■ Assigned task: Report the count of lines containing the word "Konsole" in the entries below, and nothing more.
### Data in this exercise ###
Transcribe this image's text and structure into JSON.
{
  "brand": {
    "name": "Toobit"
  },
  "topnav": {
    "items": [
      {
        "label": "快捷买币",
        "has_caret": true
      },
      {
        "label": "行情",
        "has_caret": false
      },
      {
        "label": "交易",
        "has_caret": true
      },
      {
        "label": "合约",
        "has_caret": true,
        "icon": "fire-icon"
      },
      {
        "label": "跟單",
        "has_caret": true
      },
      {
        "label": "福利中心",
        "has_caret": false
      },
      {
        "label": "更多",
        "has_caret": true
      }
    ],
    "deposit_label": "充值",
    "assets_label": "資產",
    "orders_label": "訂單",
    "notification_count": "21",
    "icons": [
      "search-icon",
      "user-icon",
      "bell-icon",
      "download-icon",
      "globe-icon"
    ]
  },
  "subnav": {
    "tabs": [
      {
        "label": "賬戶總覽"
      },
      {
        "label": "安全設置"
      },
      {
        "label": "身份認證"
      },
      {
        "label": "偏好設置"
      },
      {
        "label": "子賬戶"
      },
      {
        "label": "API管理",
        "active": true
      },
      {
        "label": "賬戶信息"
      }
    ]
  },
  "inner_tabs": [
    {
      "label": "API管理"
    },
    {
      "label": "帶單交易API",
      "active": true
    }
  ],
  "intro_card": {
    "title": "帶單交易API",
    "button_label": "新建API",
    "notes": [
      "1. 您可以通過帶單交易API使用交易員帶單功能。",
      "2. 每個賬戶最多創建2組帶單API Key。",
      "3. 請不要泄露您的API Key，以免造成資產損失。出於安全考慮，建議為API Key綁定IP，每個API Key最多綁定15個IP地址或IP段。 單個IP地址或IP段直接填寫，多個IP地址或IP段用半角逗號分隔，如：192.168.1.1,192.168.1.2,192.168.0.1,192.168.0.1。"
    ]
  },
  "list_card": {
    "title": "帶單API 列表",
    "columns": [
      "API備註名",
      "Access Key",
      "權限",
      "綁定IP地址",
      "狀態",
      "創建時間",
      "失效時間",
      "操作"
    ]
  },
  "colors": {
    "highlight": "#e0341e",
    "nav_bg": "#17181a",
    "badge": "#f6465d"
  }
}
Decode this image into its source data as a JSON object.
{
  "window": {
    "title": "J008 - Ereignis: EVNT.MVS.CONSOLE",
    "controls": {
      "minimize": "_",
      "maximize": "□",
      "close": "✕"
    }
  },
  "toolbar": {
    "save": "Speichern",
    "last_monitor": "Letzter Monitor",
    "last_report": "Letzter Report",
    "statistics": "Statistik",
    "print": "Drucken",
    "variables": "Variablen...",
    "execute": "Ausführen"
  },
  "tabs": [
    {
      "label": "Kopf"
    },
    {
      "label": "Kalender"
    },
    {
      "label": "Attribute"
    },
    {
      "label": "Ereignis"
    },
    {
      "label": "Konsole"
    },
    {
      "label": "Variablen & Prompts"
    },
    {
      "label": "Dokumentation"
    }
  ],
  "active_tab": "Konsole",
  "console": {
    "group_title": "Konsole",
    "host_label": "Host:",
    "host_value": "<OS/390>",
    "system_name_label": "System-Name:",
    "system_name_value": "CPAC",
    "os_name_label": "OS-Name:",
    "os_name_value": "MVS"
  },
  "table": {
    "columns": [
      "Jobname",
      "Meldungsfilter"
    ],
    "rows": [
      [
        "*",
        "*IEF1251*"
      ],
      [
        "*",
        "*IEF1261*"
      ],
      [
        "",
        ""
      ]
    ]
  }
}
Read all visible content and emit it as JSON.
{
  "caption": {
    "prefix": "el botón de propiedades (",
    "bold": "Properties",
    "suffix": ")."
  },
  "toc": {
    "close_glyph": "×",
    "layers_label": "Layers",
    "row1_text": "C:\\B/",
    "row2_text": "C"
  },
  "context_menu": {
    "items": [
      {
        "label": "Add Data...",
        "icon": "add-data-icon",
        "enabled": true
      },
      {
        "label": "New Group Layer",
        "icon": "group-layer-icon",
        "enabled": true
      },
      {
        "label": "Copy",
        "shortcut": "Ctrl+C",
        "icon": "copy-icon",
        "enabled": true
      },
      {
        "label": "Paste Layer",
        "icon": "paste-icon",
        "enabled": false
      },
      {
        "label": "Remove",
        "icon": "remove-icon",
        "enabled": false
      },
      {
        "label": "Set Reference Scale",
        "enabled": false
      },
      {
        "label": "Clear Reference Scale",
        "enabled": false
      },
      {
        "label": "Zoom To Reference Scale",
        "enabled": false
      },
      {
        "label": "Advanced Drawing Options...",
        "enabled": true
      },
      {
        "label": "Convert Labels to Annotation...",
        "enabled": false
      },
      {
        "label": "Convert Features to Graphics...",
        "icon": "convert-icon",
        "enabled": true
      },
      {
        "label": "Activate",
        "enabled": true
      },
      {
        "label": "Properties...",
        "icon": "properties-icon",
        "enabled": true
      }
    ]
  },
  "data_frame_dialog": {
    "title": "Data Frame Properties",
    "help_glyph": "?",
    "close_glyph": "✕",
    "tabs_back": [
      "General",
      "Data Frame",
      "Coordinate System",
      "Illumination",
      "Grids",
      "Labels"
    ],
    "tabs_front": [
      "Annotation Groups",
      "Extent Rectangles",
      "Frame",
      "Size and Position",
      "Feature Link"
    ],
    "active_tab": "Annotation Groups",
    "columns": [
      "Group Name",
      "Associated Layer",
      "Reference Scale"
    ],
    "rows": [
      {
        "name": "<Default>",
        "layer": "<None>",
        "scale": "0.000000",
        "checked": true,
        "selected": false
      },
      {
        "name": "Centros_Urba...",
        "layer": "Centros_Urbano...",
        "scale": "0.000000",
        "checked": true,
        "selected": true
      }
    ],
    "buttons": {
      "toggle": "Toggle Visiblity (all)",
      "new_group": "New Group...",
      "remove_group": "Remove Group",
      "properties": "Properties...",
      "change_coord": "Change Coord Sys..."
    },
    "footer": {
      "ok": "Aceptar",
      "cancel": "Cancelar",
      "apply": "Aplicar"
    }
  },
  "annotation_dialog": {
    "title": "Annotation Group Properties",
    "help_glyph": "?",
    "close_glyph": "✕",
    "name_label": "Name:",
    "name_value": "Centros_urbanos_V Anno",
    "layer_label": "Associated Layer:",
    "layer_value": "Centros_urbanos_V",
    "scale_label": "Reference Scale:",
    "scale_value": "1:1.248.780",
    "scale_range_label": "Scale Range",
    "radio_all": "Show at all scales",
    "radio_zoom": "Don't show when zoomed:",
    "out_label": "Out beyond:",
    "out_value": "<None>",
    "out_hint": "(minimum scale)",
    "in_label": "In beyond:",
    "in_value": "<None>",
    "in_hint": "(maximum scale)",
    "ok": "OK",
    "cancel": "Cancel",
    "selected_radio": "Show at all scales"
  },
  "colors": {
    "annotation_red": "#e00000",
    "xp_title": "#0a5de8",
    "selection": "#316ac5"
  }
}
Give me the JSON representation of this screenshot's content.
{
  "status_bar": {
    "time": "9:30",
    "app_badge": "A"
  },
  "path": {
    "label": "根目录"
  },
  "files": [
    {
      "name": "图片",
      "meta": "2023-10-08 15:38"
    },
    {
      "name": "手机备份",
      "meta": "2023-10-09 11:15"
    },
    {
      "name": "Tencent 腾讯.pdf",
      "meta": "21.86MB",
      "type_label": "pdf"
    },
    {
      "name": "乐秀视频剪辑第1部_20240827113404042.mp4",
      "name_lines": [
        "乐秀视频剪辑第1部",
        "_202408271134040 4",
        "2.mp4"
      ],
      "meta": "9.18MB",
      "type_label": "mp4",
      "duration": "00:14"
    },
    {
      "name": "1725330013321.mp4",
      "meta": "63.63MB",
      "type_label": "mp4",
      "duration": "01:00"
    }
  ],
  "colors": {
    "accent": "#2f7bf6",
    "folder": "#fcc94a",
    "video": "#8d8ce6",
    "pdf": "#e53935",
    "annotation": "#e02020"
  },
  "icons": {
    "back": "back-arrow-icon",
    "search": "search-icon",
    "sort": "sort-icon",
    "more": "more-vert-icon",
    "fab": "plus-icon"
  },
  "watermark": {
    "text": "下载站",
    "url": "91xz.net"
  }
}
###
■ Result of this task: 3